- Distributor: Drafthouse Films
Mania Review: Ms. 45
By Robert T. Trate
December 13, 2013
Zoe Lund in Ms. 45
© Drafthouse Films
Drafthouse Films has another re-release this weekend. Let us consider it an alternative to the adventures of one Hobbit and a certain dragon. The re-release this weekend (see schedule below) is a cult film from 1981, directed by Abel Ferrara, known as Ms. 45. The story at hand is one of rape and murder featuring Zoe Lund as Thana. Lund was an accomplished composer and musician at the time and Ms. 45 was her breakout role. So how does the re-discovered/ re-release cult classic hold up?
Thana works in New York City’s garment district. She works as seamstress for an accomplished designer. Instantly, we see that Thana is quiet and shy. She would rather go home than hang out with her co-workers. This is an obvious choice by the director to illustrate to the audience that Thana is a bit of an outsider. Another obvious choice by the director is to show that the men of New York City are not the nicest or classiest of gentlemen. Minutes into the film, we can see that the shy Thana swims with the sharks the second she walks out the door.
After Thana gets her groceries, she is held up at gun point and raped in an alley way. In shock, she arrives at home to see that she is also being burglarized. In what can only be fate laughing at her, she is raped again. Instantly, any fan of cinema or alternative cinema will think that this course of events will parallel that to Meir Zarchi’s I Spit on Your Grave (1978). And you would be right. However, this tale of revenge takes a different course and it is none the better for all those involved.
When Thana is being raped the second time, her attacker drops is gun and Thana fights back, killing him. She places the man in the tub and leaves him there. What is completely strange is that she goes back to work the next day like nothing happened. There is no call to the police, a revelation to friends or co-workers, she just decides to cover it up. Now raped women, in shock, tend to numerous things to compensate for the horrible crime that was committed against them. However, grabbing a bread knife and cutting up her assailant's remains is really out there. She had done nothing wrong but protect herself. Why is she covering this up? This might not seem so strange, but what happens next is so disconnect that it throws the audience out of the film completely.

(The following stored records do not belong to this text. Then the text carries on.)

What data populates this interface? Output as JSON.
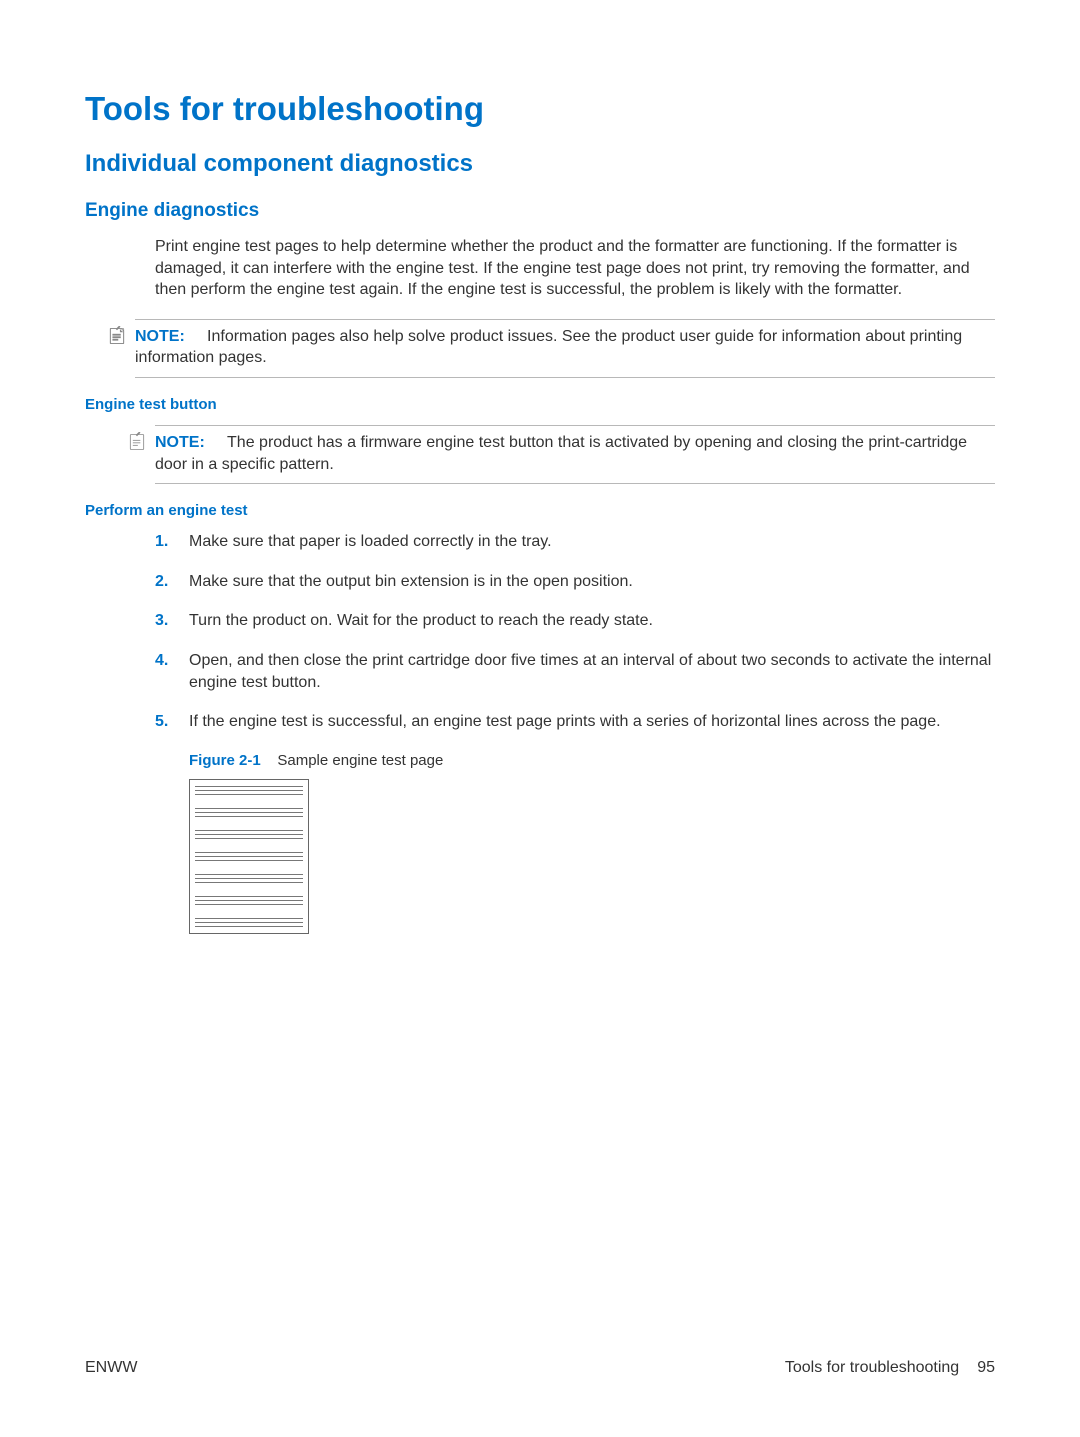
{
  "h1": "Tools for troubleshooting",
  "h2": "Individual component diagnostics",
  "h3_engine": "Engine diagnostics",
  "p_intro": "Print engine test pages to help determine whether the product and the formatter are functioning. If the formatter is damaged, it can interfere with the engine test. If the engine test page does not print, try removing the formatter, and then perform the engine test again. If the engine test is successful, the problem is likely with the formatter.",
  "note1_label": "NOTE:",
  "note1_text": "Information pages also help solve product issues. See the product user guide for information about printing information pages.",
  "h4_engine_test_button": "Engine test button",
  "note2_label": "NOTE:",
  "note2_text": "The product has a firmware engine test button that is activated by opening and closing the print-cartridge door in a specific pattern.",
  "h4_perform": "Perform an engine test",
  "steps": [
    {
      "n": "1.",
      "t": "Make sure that paper is loaded correctly in the tray."
    },
    {
      "n": "2.",
      "t": "Make sure that the output bin extension is in the open position."
    },
    {
      "n": "3.",
      "t": "Turn the product on. Wait for the product to reach the ready state."
    },
    {
      "n": "4.",
      "t": "Open, and then close the print cartridge door five times at an interval of about two seconds to activate the internal engine test button."
    },
    {
      "n": "5.",
      "t": "If the engine test is successful, an engine test page prints with a series of horizontal lines across the page."
    }
  ],
  "fig_label": "Figure 2-1",
  "fig_caption": "Sample engine test page",
  "footer_left": "ENWW",
  "footer_right_text": "Tools for troubleshooting",
  "footer_page": "95"
}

Thana becomes a femme fatale yielding the very gun that her rapist carried, a .45. What is completely confusing is that Thana starts going after men who have done her no wrong. Yes, they may be a bit sleazy, but up until she whips out the gun and kills them, no crime was committed. The biggest head scratcher is Thana watching a young couple making out and decides to follow the guy home and kill him, unsuccessfully. Why? She even goes after the neighbor’s dog who does nothing but help Thana get rid of the evidence. Why does she want Phil the dog dead, again?

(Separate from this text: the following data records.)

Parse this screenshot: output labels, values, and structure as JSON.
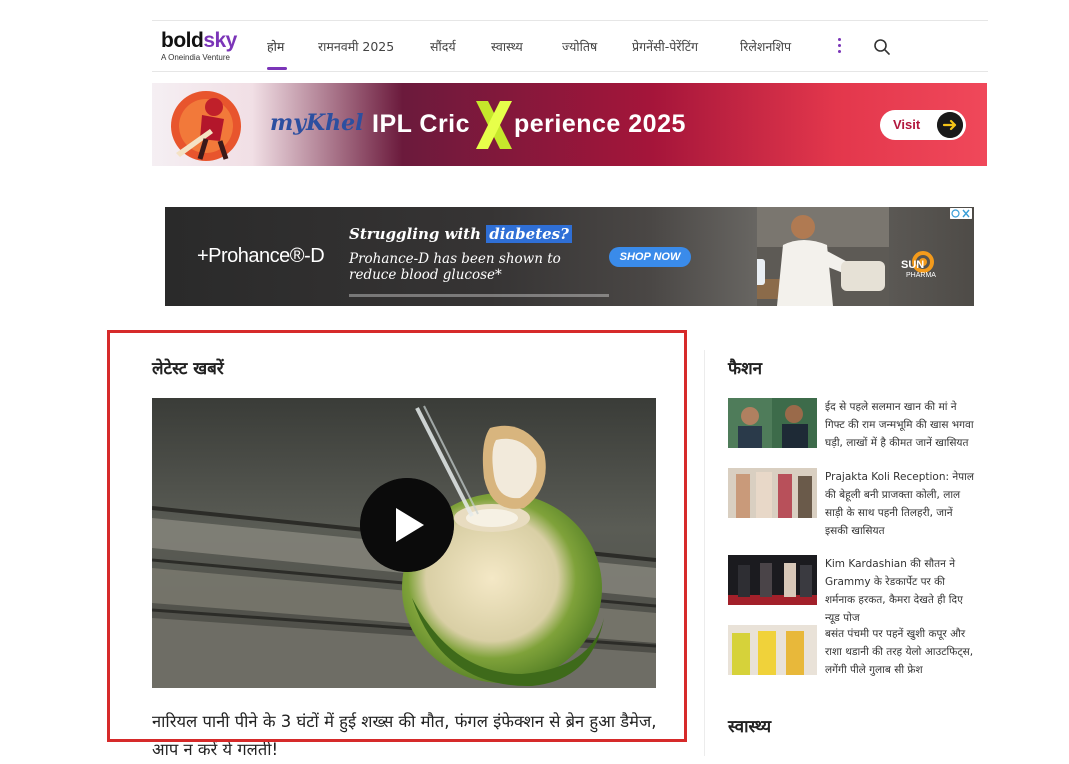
{
  "header": {
    "logo_main_1": "bold",
    "logo_main_2": "sky",
    "logo_sub": "A Oneindia Venture",
    "nav": [
      {
        "label": "होम",
        "active": true
      },
      {
        "label": "रामनवमी 2025"
      },
      {
        "label": "सौंदर्य"
      },
      {
        "label": "स्वास्थ्य"
      },
      {
        "label": "ज्योतिष"
      },
      {
        "label": "प्रेगनेंसी-पेरेंटिंग"
      },
      {
        "label": "रिलेशनशिप"
      }
    ],
    "more_icon": "more-vertical-icon",
    "search_icon": "search-icon",
    "accent_color": "#7b35b8"
  },
  "ads": {
    "mykhel": {
      "brand": "myKhel",
      "title_1": "IPL Cric",
      "title_2": "perience 2025",
      "visit_label": "Visit"
    },
    "prohance": {
      "brand": "+Prohance®-D",
      "headline_pre": "Struggling with",
      "headline_highlight": "diabetes?",
      "body": "Prohance-D has been shown to reduce blood glucose*",
      "cta": "SHOP NOW",
      "sponsor": "SUN",
      "sponsor_sub": "PHARMA"
    }
  },
  "latest": {
    "heading": "लेटेस्ट खबरें",
    "featured": {
      "title": "नारियल पानी पीने के 3 घंटों में हुई शख्स की मौत, फंगल इंफेक्शन से ब्रेन हुआ डैमेज, आप न करें ये गलती!",
      "image": "coconut-water-photo",
      "play_icon": "play-icon"
    }
  },
  "sidebar": {
    "fashion_heading": "फैशन",
    "health_heading": "स्वास्थ्य",
    "items": [
      {
        "text": "ईद से पहले सलमान खान की मां ने गिफ्ट की राम जन्मभूमि की खास भगवा घड़ी, लाखों में है कीमत जानें खासियत"
      },
      {
        "text": "Prajakta Koli Reception: नेपाल की बेहूली बनी प्राजक्ता कोली, लाल साड़ी के साथ पहनी तिलहरी, जानें इसकी खासियत"
      },
      {
        "text": "Kim Kardashian की सौतन ने Grammy के रेडकार्पेट पर की शर्मनाक हरकत, कैमरा देखते ही दिए न्यूड पोज"
      },
      {
        "text": "बसंत पंचमी पर पहनें खुशी कपूर और राशा थडानी की तरह येलो आउटफिट्स, लगेंगी पीले गुलाब सी फ्रेश"
      }
    ]
  },
  "highlight_color": "#d62a2a"
}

The disconnect here is that Thana quickly becomes the antagonist in a story where she is supposed to be the protagonist. As brutal as I Spit on Your Grave is, it is still easier to root for Jennifer (Camille Keaton) than despise her. Further more, the closest thing to friends and family she has in the film, her co-workers, fall into her sights. The how and the why quickly go out the window and so does the enjoyment of watching Ms. 45.

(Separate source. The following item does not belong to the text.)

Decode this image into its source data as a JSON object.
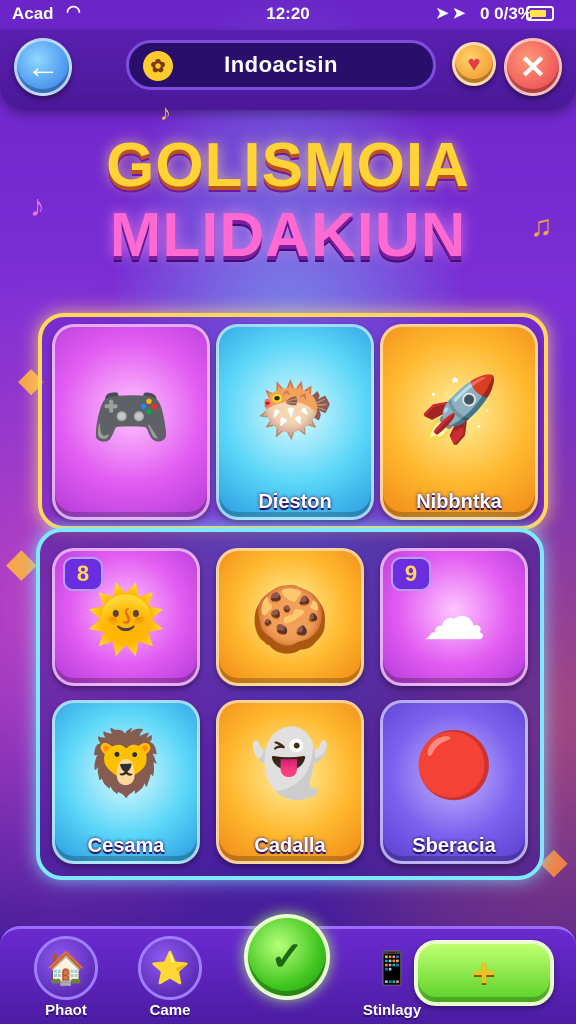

I admire what Drafthouse Films is doing in highlighting these almost forgotten films, Ms. 45 and The Visitor (see review), for a whole new generation. I just hope their next choice is at least watchable.